Syria was expelled from the 22-member Arab League soon after war broke out in 2011. Arab countries have sanctioned Damascus and condemned Assad for using overwhelming military force and failing to negotiate with the opposition.
The reason for al-Bashir’s visit was not immediately clear. But with the war in Syria winding down in favor of Assad as his troops recapture key cities and population centers, some Arab officials have expressed interest in exploring the restoration of ties.

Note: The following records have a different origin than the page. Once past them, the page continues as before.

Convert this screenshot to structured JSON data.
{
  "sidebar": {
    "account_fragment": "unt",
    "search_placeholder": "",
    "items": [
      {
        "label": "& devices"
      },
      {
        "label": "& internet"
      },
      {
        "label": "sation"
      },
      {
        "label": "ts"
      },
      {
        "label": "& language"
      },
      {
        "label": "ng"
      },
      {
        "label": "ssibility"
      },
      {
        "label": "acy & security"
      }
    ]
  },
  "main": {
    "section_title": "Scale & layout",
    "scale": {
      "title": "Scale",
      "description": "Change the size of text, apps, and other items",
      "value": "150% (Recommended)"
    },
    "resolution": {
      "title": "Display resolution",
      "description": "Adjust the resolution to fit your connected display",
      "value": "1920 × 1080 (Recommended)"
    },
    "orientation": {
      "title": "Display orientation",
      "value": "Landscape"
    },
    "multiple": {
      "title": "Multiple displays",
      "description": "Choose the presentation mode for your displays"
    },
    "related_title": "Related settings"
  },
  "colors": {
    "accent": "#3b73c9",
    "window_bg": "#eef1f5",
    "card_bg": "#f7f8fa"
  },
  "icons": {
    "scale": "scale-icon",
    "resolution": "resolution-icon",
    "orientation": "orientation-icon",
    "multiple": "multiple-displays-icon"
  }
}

In October, Assad told a little-known Kuwaiti newspaper that Syria had reached a “major understanding” with Arab states after years of hostility. He did not name the Arab countries in the interview, which was his first with a Gulf paper since the war erupted, but he said Arab and Western delegations had begun visiting Syria to prepare for the reopening of diplomatic and other missions.
The interview came on the heels of a surprisingly warm meeting between the Syrian foreign minister and his Bahraini counterpart on the sidelines of the U.N. General Assembly in September in New York. The meeting turned heads because it featured hugs between the two ministers.
The encounter raised questions about whether the Gulf countries, most of them sworn enemies of Assad ally Iran, are reconsidering their relations with Syria.
The Syrian state news agency SANA quoted the Sudanese president as saying during the meeting with Assad that he hopes Syria will recover its important role in the region as soon as possible. He also affirmed Sudan’s readiness to provide all that it can to support Syria’s territorial integrity.
SANA said Assad thanked al-Bashir for his visit, asserting that it will give strong momentum for restoring relations between the two countries “to the way it was before the war on Syria.”
Photographs transmitted by SANA showed the two leaders shaking hands at the airport in front of a Russian plane that appears to have brought al-Bashir to Syria. Russia, a key ally of Assad, maintains an airbase southeast of the Syrian city of Latakia.
Al-Bashir has been Sudan’s leader since 1989 and is wanted by the International Criminal Court in the Netherlands to face war crimes charges stemming from a conflict in his own country.